Angela Carver, a 31-year-old single parent with two young children, came off benefit to train as a maths teacher, and is now paying dearly for her initiative. For example, she is no longer entitled to free prescriptions or income support.
Angela made a huge effort to survive the first year without taking out a student loan. But when she applied for income support during the summer vacation, she discovered that she was ineligible because she had not taken out a loan. "It was a real Catch-22 situation, because if I had taken out the loan, I would have had too much money to qualify," she says. Angela still had to pay the rent, plus retainer fees for her three-year-old daughter's nursery place, so she had to go into the red. She has now taken out a student loan to pay off her overdraft.
"You've really got to be dedicated to last the course," says Daniel Hartley, whose first year on a secondary maths BEd course at Manchester Metropolitan University cost him Pounds 5,000. Because he had not completed a previous degree at Salford University, Daniel had to find the money for his fees as well as his living expenses. To pay his way, he worked 30 hours a week in a duty-free shop at Manchester airport.
He studied maths as part of his Salford course and has now switched to a two-year maths BEd; he gets his fees paid and has been able to give up his part-time job. Daniel says that finance is a particular problem for trainee teachers because they are not free to work during their teaching practice and the length of the term means a lot of holiday jobs have already been taken by other students by the time they are available for work. Travelling and respectable clothes for teaching practice are an extra expense.
"Other students don't have to wear suits," says Daniel wryly. Also, student teachers may have to pay rent for two flats if their teaching practice is far away.
Students say that financial hardship is not the only problem.

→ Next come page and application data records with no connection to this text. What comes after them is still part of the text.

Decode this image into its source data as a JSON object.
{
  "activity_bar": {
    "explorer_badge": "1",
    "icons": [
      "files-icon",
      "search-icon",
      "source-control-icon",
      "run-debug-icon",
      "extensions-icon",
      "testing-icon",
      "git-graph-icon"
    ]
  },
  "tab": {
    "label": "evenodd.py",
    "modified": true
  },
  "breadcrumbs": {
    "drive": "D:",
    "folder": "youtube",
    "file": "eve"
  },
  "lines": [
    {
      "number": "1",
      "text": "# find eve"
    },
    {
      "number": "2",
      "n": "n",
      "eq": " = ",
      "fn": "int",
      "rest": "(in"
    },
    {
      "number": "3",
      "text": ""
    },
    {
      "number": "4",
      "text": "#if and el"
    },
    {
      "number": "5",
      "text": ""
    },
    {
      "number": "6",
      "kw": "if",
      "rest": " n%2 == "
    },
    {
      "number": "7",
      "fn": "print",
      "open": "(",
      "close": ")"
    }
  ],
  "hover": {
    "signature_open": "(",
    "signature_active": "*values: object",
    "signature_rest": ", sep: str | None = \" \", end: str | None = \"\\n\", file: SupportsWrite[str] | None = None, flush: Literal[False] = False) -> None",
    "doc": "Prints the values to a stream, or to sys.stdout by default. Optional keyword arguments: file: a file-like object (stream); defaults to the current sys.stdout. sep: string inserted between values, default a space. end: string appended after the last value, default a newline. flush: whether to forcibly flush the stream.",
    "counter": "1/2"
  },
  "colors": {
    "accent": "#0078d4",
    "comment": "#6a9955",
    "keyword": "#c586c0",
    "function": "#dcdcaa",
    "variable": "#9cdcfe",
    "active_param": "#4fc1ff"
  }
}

They are also worried by the rigidity of the loan repayment mechanism. "It's a big deterrent having to pay the loan back within five years, just when you're trying to get established," says Navin Sukram, a secondary maths BEd student who is vice-president of the students' union at Exeter University. After three years, he is more than Pounds 3,000 in debt and his parents will have to fund his last year. According to the latest Barclays Student Debt Survey, 36 per cent of students cited parents as their main source of income.

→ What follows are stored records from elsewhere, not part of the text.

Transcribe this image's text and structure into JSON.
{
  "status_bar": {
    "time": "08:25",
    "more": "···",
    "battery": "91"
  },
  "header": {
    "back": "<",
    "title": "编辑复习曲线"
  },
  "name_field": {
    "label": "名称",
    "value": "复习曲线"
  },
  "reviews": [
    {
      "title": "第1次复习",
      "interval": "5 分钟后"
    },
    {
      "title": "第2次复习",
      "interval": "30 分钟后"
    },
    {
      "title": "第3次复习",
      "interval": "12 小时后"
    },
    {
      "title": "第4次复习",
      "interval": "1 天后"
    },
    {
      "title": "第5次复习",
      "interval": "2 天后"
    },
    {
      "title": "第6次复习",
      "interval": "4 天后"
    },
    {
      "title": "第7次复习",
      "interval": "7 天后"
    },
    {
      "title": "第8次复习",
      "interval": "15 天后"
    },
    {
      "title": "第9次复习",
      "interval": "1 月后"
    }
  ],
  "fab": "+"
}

Unfortunately, few mature students are either able or willing to rely on their parents. "I shall only be earning for about 24 years after I qualify," explains Martin Newton. "But if I were going into a profession earning Pounds 40, 000 to Pounds 50,000 a year, the debt would be wiped out in a flash." Repayment is triggered as soon as graduates' earnings reach Pounds 15,792 per annum, which is just above point four on the teachers' salary scale. A young teacher qualifying in 1997 with an average loan of Pounds 5,070 will be repaying Pounds 84.50 a month to the Student Loans' Company. Meanwhile, proposals by the Committee of Vice-Chancellors and Principals to charge students tuition fees could increase the bill to around Pounds 23,000 for teachers with a first degree and a PGCE; the Teacher Training Agency funds PGCE and BEd courses.

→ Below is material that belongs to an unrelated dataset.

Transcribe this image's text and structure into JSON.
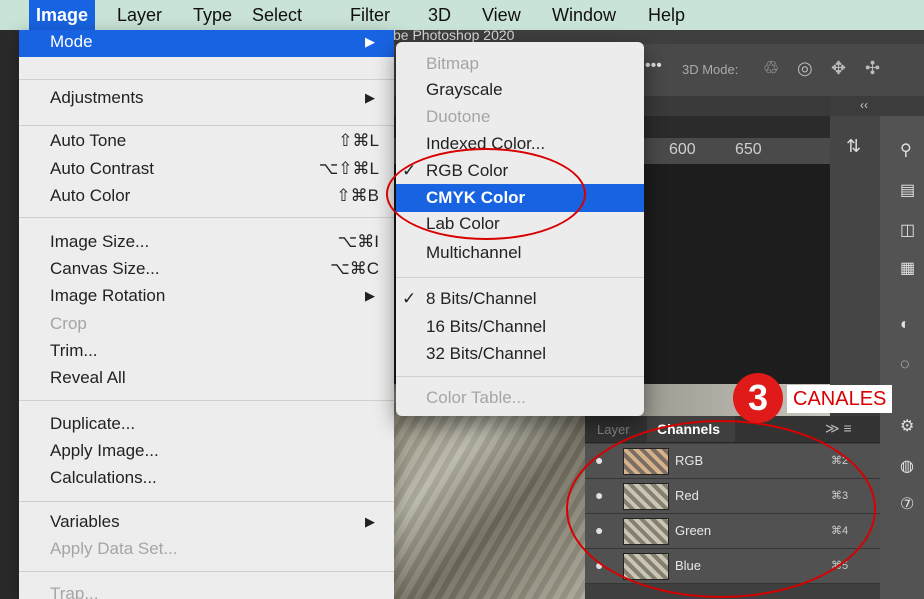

The TTA is trying to cushion the financial shock for teachers in shortage areas. Under the priority subject recruitment scheme, universities can bid for cash to offer as bursaries. So far, they have only been available to PGCE students, but the TTA has said that it will consider bids to support BEd students in shortage subjects. Martin Newton has a more radical solution. He thinks trainee teachers on teaching practice should be paid, like student nurses or junior doctors.